Common Ant Species: Ghost Ants


In the world of ants, ghost ants are cool. The species gets its name from their translucent legs and abdomens which seem to vanish in thin air when foraging on light surfaces. Adding to the ghost ant’s coolness factor is the fact you can see the color of the food they eat, thanks to their ghostly transparency. As the saying goes, you are what you eat.



Ghost ants are extremely small and pale in color, which makes them difficult to see. Workers are all the same size (monomorphic). Ghost ants can be distinguished from other ant species by the following characteristics:

Ghost Ants
  • Extremely small, about 1/16-inch long
  • Antennae divided into 12 segments that gradually thicken closer to the tip
  • Head and thorax are very dark in color. Abdomen, legs and antennae are a pale milky white
  • Hairless
  • No sting
  • Ghost ants are related to odorous house ants, and both emit a coconut-like odor when crushed



Ghost ants are highly adaptable nesters, capable of living outdoors and indoors. Outside, they make their nests in the ground near stones, logs or woodpiles, and even moist grass and plant stems.

Ghost ants enter buildings on trails that they make along the ground. They also enter houses by trailing on utility lines or tree limbs and shrubs that touch the house. When ghost ants make nests indoors, it is usually inside wall voids or behind cabinets and baseboards. They will also build nests in flowerpots or other moist areas.

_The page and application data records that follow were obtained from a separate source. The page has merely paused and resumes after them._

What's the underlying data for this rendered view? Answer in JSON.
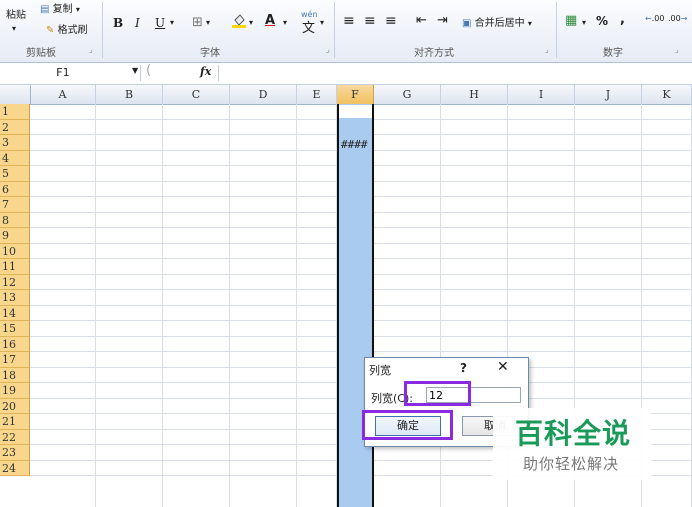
{
  "ribbon": {
    "clipboard": {
      "paste_label": "粘贴",
      "copy_label": "复制",
      "format_painter_label": "格式刷",
      "group_label": "剪贴板"
    },
    "font": {
      "bold": "B",
      "italic": "I",
      "underline": "U",
      "wen": "wén",
      "group_label": "字体"
    },
    "alignment": {
      "merge_center_label": "合并后居中",
      "group_label": "对齐方式"
    },
    "number": {
      "percent": "%",
      "comma": ",",
      "inc_dec": ".00",
      "dec_dec": ".00",
      "group_label": "数字"
    }
  },
  "formula_bar": {
    "name_box": "F1",
    "fx": "fx"
  },
  "grid": {
    "columns": [
      "A",
      "B",
      "C",
      "D",
      "E",
      "F",
      "G",
      "H",
      "I",
      "J",
      "K"
    ],
    "rows": [
      "1",
      "2",
      "3",
      "4",
      "5",
      "6",
      "7",
      "8",
      "9",
      "10",
      "11",
      "12",
      "13",
      "14",
      "15",
      "16",
      "17",
      "18",
      "19",
      "20",
      "21",
      "22",
      "23",
      "24"
    ],
    "cell_F8": "####"
  },
  "dialog": {
    "title": "列宽",
    "help": "?",
    "close": "✕",
    "width_label": "列宽(C):",
    "width_value": "12",
    "ok_label": "确定",
    "cancel_label": "取消"
  },
  "watermark": {
    "main": "百科全说",
    "sub": "助你轻松解决"
  }
}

Ghost ant colonies have multiple queens and may split into several nests. Ghost ants trail in a slow moving line between nests and can often be seen carrying their larvae and pupae to new locations. When disturbed, worker ants will scatter and run around erratically. Inside the home, ghost ants are usually seen in kitchens and bathrooms, searching for moisture and food.

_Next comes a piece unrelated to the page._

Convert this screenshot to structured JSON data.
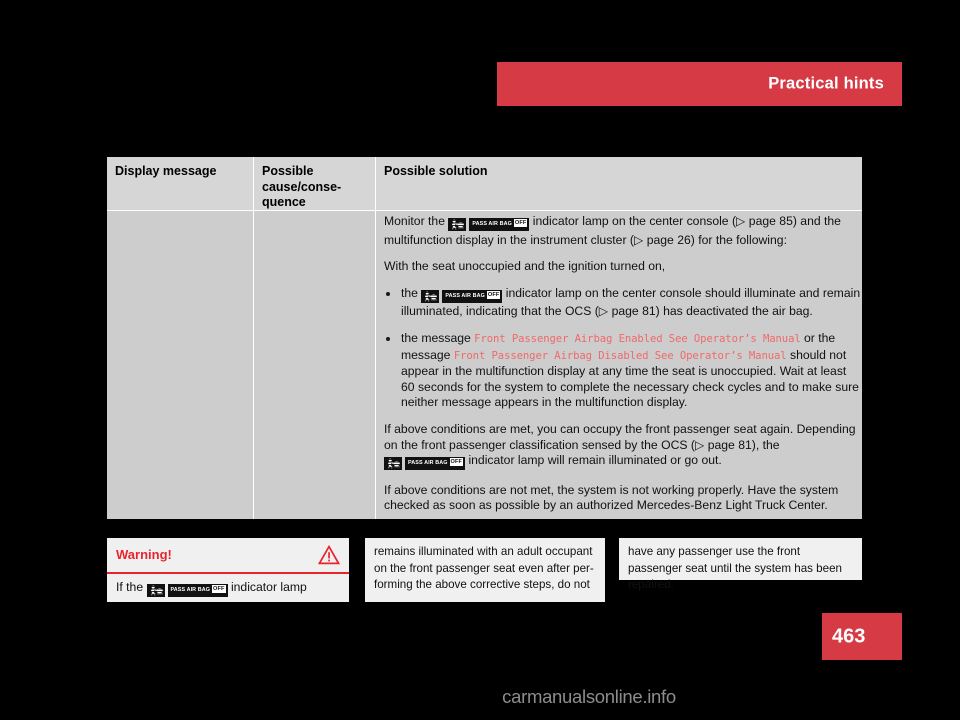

The ghost ant is a tropical species, found mainly in south and central Florida. In northern states, these ants have been known to survive only in heated buildings and greenhouses.



Ghost ants eat honeydew that they collect from aphids and other plant-feeding insects. The worker ants also gather insects to feed the colony. When they are indoors, ghost ants usually prefer sweets.


Control Options

Liquid Bait Stake

Ghost ants are constantly on the move from nest to nest and use random patterns when foraging for food. Look for ghost ants in or around kitchens, bathrooms and other moisture sources to locate the colonies.

TERRO® liquid ant baits contain a combination of borax, water and sugar that is extremely attractive to foraging ghost ants on the hunt for food and water. While the ant bait will ultimately kill the worker ant, it interferes with the ant's digestive system and works slowly enough that the worker has time to get back and share the bait with the rest of the colony. Remove other food sources when baiting and leave the bait in place, undisturbed, once the ants begin feeding on it.

You can also treat ghost ants with a contact killer spray. With this line of defense, you can treat the ant nests and surrounding areas directly. You can also treat the places where ants enter your home, like windows and doorways.

Ant dust can also be used indoors and outdoors to treat ghost ants. When placed at nest entrances with an active colony, ant dust can cover a large surface area and help prevent invasions.